**Provided records**
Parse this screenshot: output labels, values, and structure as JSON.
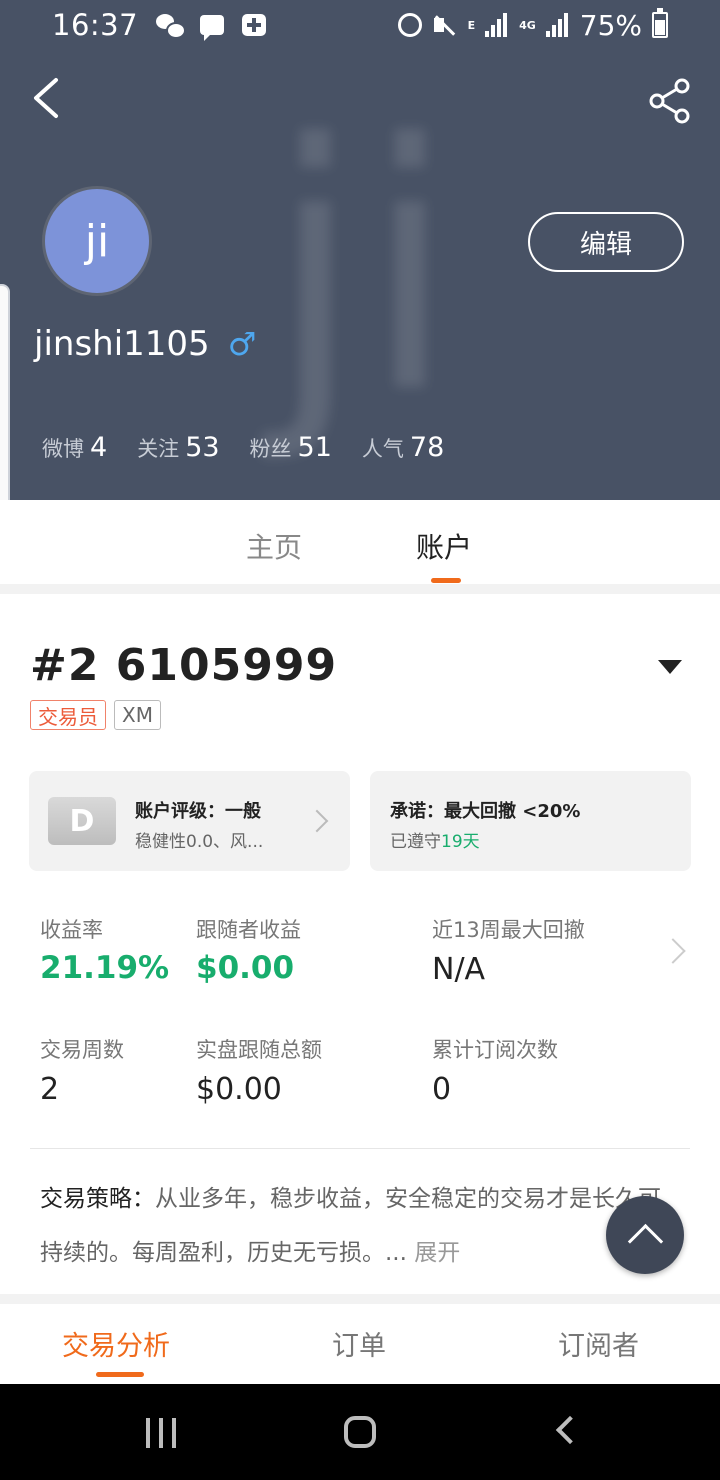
{
  "status_bar": {
    "time": "16:37",
    "net_a": "E",
    "net_b": "4G",
    "battery": "75%"
  },
  "profile": {
    "avatar_text": "ji",
    "watermark_text": "ji",
    "username": "jinshi1105",
    "gender_symbol": "♂",
    "edit_label": "编辑",
    "stats": [
      {
        "label": "微博",
        "value": "4"
      },
      {
        "label": "关注",
        "value": "53"
      },
      {
        "label": "粉丝",
        "value": "51"
      },
      {
        "label": "人气",
        "value": "78"
      }
    ]
  },
  "tabs": {
    "home": "主页",
    "account": "账户"
  },
  "account": {
    "title": "#2 6105999",
    "badge_trader": "交易员",
    "badge_broker": "XM",
    "rating_card": {
      "grade": "D",
      "title": "账户评级：一般",
      "subtitle": "稳健性0.0、风..."
    },
    "promise_card": {
      "title": "承诺：最大回撤 <20%",
      "subtitle_prefix": "已遵守",
      "days": "19天"
    },
    "metrics": [
      {
        "label": "收益率",
        "value": "21.19%"
      },
      {
        "label": "跟随者收益",
        "value": "$0.00"
      },
      {
        "label": "近13周最大回撤",
        "value": "N/A"
      },
      {
        "label": "交易周数",
        "value": "2"
      },
      {
        "label": "实盘跟随总额",
        "value": "$0.00"
      },
      {
        "label": "累计订阅次数",
        "value": "0"
      }
    ],
    "strategy": {
      "label": "交易策略：",
      "text": "从业多年，稳步收益，安全稳定的交易才是长久可持续的。每周盈利，历史无亏损。...",
      "expand": "展开"
    }
  },
  "bottom_tabs": {
    "analysis": "交易分析",
    "orders": "订单",
    "subscribers": "订阅者"
  },
  "colors": {
    "header_bg": "#485265",
    "accent_orange": "#f06a1b",
    "positive_green": "#18ad6d",
    "avatar_bg": "#7d93d9"
  }
}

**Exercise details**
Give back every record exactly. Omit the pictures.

**Response**
Parse this screenshot: output labels, values, and structure as JSON.
{
  "status_bar": {
    "time": "16:37",
    "net_a": "E",
    "net_b": "4G",
    "battery": "75%"
  },
  "profile": {
    "avatar_text": "ji",
    "watermark_text": "ji",
    "username": "jinshi1105",
    "gender_symbol": "♂",
    "edit_label": "编辑",
    "stats": [
      {
        "label": "微博",
        "value": "4"
      },
      {
        "label": "关注",
        "value": "53"
      },
      {
        "label": "粉丝",
        "value": "51"
      },
      {
        "label": "人气",
        "value": "78"
      }
    ]
  },
  "tabs": {
    "home": "主页",
    "account": "账户"
  },
  "account": {
    "title": "#2 6105999",
    "badge_trader": "交易员",
    "badge_broker": "XM",
    "rating_card": {
      "grade": "D",
      "title": "账户评级：一般",
      "subtitle": "稳健性0.0、风..."
    },
    "promise_card": {
      "title": "承诺：最大回撤 <20%",
      "subtitle_prefix": "已遵守",
      "days": "19天"
    },
    "metrics": [
      {
        "label": "收益率",
        "value": "21.19%"
      },
      {
        "label": "跟随者收益",
        "value": "$0.00"
      },
      {
        "label": "近13周最大回撤",
        "value": "N/A"
      },
      {
        "label": "交易周数",
        "value": "2"
      },
      {
        "label": "实盘跟随总额",
        "value": "$0.00"
      },
      {
        "label": "累计订阅次数",
        "value": "0"
      }
    ],
    "strategy": {
      "label": "交易策略：",
      "text": "从业多年，稳步收益，安全稳定的交易才是长久可持续的。每周盈利，历史无亏损。...",
      "expand": "展开"
    }
  },
  "bottom_tabs": {
    "analysis": "交易分析",
    "orders": "订单",
    "subscribers": "订阅者"
  },
  "colors": {
    "header_bg": "#485265",
    "accent_orange": "#f06a1b",
    "positive_green": "#18ad6d",
    "avatar_bg": "#7d93d9"
  }
}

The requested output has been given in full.